Born the son of Heber Alfred Brook
1950 Obituary 
The death of Mr. George Bernard Brook occurred on 15 October 1950 at his home in Ballow, Derbyshire, 11 days after the celebration of his golden wedding. He was 77 years of age.
His first post after leaving school was an apprenticeship under the Sheffield City Analyst. Mr. Brook then took up a course of training in electrometallurgy at the Birmingham Central Technical College, travelling to Birmingham from Sheffield for each class - surely a very fine example for other students.
He subsequently founded (in 1910) the Department of Non-Ferrous Metallurgy in the Applied Science Department at Sheffield University, St. George's Square, where he remained as senior lecturer until 1920.
During the first World War he was appointed metallurgist to the Small Arms Division of the Ministry of Munitions, in which capacity he assisted in the production of millions of cupro-nickel bullet cases each week.
In 1920 Mr. Brook joined The British Aluminium Co., Ltd., as Chief Chemist, with headquarters in Kinlochleven, Argyllshire. For the next 19 years he undertook much research work, covering all phases of aluminium production, until his retirement in 1939.
At the outbreak of the last war he again took up active metallurgical work at a Royal Ordnance Factory near Crewe, investigating many metallurgical problems.
Mr. Brook's last years were spent in only semi-retirement, since even up to the time of his death he continued to act as Consultant to Messrs. D. F. Taylor and Co., Ltd., Birmingham.

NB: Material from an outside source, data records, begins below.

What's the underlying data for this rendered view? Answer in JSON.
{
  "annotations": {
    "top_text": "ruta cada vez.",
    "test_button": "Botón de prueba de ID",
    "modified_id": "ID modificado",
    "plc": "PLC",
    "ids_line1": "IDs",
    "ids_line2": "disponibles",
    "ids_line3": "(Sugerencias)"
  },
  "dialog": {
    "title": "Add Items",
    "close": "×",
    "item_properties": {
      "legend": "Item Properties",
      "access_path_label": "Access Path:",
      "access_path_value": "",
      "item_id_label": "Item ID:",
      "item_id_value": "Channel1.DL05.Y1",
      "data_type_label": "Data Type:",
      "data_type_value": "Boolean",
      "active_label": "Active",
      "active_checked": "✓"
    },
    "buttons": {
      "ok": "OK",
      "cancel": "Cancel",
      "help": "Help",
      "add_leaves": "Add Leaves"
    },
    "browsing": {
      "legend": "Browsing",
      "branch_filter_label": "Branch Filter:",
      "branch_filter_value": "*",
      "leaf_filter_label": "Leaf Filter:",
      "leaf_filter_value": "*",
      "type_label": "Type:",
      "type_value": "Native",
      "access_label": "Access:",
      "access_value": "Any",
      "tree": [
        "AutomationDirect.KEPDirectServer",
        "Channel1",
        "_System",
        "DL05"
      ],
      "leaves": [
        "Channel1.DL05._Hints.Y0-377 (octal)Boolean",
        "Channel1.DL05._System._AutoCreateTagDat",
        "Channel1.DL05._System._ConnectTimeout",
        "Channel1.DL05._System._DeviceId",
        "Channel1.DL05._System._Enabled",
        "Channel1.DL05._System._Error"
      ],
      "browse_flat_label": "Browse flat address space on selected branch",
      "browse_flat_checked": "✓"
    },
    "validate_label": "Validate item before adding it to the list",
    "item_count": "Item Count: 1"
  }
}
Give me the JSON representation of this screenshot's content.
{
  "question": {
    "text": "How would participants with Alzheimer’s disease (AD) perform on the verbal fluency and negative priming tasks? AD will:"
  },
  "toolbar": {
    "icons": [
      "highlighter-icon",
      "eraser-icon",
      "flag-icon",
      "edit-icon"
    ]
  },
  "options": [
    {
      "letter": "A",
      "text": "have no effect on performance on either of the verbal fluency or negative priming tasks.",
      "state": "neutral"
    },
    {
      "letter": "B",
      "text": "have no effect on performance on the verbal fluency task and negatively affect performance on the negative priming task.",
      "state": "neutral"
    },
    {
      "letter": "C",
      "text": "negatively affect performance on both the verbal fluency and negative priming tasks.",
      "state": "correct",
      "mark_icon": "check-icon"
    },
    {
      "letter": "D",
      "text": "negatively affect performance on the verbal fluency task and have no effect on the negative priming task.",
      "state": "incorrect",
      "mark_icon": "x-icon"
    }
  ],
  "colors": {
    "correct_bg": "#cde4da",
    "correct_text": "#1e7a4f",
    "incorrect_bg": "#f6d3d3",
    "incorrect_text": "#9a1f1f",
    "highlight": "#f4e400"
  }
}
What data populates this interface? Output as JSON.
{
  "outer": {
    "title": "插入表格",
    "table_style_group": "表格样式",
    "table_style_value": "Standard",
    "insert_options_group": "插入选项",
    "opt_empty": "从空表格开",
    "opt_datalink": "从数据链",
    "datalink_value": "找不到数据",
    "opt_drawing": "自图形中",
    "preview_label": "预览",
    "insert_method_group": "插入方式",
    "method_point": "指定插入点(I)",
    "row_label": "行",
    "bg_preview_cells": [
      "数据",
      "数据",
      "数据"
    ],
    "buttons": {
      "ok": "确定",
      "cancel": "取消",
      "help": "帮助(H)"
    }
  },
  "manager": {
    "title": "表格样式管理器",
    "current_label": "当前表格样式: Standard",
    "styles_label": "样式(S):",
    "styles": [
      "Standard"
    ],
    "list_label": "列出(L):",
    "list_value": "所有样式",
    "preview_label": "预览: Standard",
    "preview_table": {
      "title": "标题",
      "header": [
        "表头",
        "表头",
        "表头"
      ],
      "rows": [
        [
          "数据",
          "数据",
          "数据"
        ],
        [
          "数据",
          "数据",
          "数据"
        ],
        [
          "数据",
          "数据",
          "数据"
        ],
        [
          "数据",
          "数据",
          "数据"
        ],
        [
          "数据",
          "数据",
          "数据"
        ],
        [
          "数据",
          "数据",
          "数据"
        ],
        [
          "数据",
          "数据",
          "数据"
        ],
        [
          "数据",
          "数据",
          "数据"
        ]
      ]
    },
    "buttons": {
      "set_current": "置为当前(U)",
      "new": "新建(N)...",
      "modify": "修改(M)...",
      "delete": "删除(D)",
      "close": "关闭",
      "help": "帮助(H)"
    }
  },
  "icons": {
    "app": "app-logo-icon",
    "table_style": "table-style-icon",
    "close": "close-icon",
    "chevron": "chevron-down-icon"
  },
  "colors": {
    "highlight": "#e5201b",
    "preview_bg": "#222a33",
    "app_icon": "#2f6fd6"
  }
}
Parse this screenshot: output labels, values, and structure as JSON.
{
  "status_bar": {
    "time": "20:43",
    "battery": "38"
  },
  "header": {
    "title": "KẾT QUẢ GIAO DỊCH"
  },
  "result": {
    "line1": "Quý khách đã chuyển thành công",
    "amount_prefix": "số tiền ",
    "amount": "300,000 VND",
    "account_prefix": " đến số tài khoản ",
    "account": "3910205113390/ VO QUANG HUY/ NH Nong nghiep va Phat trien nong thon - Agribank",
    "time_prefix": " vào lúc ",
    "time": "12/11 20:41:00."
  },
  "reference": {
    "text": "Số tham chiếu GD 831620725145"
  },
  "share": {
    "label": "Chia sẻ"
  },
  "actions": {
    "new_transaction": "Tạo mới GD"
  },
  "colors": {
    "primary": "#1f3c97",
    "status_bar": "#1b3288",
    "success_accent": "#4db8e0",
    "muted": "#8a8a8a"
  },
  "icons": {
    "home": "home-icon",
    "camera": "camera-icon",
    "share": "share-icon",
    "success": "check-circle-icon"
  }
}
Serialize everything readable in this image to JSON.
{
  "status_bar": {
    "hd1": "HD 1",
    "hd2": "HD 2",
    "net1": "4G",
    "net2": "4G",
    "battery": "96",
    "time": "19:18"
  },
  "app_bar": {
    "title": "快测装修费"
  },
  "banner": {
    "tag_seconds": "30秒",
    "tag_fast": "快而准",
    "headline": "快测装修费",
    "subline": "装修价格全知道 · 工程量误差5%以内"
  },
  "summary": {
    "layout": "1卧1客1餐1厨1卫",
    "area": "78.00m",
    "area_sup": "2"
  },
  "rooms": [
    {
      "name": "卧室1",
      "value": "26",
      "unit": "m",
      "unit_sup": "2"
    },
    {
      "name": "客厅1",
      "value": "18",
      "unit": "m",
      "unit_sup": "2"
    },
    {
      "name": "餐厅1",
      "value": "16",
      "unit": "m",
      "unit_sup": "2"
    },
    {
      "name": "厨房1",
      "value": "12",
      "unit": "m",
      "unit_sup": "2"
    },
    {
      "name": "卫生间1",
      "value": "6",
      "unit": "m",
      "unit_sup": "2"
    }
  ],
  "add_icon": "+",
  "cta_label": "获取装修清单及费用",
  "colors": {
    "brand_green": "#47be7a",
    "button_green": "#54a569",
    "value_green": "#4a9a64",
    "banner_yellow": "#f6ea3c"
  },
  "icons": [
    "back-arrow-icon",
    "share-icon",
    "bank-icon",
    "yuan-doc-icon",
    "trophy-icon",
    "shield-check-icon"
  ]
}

He had had many honours conferred on him during an active and varied career : he was an Honorary Fellow of the Royal Society of Edinburgh, a Fellow of the Royal Institute of Chemistry, and a Fellow of the. Institution of Metallurgists. Mr. Brook was an active member of the Institute, which he joined in 1910, and a regular attendant at its functions. His failing health confined him to his hotel, however, during the recent meeting at Bournemouth. He will be very greatly missed among his many friends; as a father and a scientist his life was an inspiration to all who knew him. Mr. and Mrs. Brook had four sons, three of whom are still living. H. H. SYMONDS.